Records excerpted from a collection
┄┄┄┄┄┄┄┄┄┄

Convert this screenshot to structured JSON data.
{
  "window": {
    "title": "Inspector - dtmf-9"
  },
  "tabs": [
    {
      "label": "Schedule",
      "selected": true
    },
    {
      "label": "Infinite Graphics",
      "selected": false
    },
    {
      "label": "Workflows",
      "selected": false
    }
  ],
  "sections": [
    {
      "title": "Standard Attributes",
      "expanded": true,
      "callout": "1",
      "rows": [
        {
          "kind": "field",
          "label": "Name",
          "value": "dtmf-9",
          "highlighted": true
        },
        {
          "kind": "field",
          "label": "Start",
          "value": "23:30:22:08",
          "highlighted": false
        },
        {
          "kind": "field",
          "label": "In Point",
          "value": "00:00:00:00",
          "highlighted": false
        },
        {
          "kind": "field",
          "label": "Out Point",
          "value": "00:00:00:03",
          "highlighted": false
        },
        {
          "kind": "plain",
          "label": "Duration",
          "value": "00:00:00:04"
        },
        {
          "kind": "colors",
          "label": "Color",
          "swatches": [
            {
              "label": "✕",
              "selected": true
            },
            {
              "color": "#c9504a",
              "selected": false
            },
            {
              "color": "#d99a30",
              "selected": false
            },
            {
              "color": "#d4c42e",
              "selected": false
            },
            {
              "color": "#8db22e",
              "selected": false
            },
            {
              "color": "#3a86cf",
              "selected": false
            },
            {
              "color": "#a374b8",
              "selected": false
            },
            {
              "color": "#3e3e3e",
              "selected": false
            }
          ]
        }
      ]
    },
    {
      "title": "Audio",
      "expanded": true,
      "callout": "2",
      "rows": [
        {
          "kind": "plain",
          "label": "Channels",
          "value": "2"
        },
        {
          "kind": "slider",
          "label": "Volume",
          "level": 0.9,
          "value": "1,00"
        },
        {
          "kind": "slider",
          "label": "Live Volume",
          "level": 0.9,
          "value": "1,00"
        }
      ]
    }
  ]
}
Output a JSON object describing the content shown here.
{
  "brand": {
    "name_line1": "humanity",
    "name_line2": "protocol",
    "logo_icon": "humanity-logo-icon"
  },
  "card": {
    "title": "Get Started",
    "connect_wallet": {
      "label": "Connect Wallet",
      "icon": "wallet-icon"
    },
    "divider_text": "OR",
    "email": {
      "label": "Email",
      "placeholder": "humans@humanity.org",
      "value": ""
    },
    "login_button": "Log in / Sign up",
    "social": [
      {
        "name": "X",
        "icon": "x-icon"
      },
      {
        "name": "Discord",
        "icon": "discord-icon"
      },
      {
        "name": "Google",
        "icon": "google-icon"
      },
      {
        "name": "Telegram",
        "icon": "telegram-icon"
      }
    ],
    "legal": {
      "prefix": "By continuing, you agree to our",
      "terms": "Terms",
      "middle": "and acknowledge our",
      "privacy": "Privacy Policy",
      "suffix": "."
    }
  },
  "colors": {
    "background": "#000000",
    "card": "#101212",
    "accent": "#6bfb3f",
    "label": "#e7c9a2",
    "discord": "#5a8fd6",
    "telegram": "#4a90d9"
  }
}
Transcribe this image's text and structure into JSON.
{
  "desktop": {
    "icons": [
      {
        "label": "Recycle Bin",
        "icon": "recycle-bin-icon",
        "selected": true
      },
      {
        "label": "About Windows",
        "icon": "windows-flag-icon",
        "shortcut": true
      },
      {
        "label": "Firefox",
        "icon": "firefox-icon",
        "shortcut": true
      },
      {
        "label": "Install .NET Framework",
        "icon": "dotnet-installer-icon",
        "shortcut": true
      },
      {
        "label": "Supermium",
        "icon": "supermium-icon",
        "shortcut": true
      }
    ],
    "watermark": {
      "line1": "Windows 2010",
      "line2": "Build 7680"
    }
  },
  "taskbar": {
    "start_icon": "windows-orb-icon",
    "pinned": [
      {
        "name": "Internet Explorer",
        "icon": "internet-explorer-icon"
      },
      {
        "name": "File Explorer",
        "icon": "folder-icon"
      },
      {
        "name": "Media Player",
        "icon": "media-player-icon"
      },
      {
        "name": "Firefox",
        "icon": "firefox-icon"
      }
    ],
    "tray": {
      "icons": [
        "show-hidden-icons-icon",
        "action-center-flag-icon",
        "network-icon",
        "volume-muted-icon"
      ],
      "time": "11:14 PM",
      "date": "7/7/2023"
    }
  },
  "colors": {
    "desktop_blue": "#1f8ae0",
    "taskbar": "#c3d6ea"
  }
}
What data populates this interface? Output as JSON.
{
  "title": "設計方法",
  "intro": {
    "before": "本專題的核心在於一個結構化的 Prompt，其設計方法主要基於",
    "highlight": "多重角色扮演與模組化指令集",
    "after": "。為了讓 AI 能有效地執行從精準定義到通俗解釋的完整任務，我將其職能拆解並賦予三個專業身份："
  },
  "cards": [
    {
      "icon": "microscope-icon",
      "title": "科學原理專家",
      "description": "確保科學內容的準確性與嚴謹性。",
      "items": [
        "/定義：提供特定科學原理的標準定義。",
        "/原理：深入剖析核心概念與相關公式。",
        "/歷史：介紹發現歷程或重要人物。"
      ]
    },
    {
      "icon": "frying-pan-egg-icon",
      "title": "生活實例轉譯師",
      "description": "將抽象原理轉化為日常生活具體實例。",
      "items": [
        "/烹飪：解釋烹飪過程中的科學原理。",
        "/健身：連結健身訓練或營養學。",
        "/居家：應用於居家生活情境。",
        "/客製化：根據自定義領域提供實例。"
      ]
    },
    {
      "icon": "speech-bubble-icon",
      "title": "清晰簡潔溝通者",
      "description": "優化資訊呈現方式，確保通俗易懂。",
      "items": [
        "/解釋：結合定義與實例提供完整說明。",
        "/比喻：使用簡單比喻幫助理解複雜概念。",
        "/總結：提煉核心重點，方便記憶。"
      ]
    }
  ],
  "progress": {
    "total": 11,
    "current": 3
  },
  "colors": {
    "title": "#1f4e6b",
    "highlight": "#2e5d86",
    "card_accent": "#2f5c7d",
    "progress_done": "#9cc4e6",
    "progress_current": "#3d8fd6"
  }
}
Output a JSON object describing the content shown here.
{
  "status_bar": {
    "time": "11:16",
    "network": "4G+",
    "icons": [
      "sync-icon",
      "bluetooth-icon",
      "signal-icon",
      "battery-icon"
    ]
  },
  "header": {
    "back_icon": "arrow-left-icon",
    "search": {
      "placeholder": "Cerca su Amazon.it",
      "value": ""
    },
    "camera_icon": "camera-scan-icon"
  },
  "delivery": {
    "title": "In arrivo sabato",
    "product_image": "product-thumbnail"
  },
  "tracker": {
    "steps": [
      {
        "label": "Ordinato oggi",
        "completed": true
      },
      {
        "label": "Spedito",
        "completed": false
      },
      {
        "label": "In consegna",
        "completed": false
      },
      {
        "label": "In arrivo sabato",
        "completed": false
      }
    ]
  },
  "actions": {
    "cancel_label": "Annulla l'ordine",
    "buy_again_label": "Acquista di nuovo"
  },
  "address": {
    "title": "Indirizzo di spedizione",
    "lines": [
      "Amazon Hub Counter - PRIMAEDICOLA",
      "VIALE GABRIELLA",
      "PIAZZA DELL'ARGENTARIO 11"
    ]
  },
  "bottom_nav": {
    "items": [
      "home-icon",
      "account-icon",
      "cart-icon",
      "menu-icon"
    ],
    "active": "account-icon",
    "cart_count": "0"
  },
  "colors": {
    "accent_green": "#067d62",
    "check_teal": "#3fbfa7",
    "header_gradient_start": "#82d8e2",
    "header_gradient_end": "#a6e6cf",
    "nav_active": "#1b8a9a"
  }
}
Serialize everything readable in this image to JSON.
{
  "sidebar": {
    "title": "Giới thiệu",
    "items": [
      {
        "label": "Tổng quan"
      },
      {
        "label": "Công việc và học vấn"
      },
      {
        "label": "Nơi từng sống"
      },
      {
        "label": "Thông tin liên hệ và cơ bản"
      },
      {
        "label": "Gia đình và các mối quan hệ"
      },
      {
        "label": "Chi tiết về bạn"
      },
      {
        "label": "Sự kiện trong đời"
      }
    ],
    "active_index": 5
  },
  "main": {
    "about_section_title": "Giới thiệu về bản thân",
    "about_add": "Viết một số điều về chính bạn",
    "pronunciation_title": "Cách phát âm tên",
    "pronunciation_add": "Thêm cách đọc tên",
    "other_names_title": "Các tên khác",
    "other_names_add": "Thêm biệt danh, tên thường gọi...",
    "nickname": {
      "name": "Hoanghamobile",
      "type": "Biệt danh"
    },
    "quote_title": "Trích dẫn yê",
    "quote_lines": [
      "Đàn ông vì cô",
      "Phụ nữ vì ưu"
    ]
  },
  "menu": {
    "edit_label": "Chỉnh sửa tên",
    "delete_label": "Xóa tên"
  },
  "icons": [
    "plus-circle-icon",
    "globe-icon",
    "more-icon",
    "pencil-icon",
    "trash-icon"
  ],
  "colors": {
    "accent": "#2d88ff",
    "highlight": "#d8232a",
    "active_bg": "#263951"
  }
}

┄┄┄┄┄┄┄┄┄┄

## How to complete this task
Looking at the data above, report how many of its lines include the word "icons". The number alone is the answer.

## Task solution
5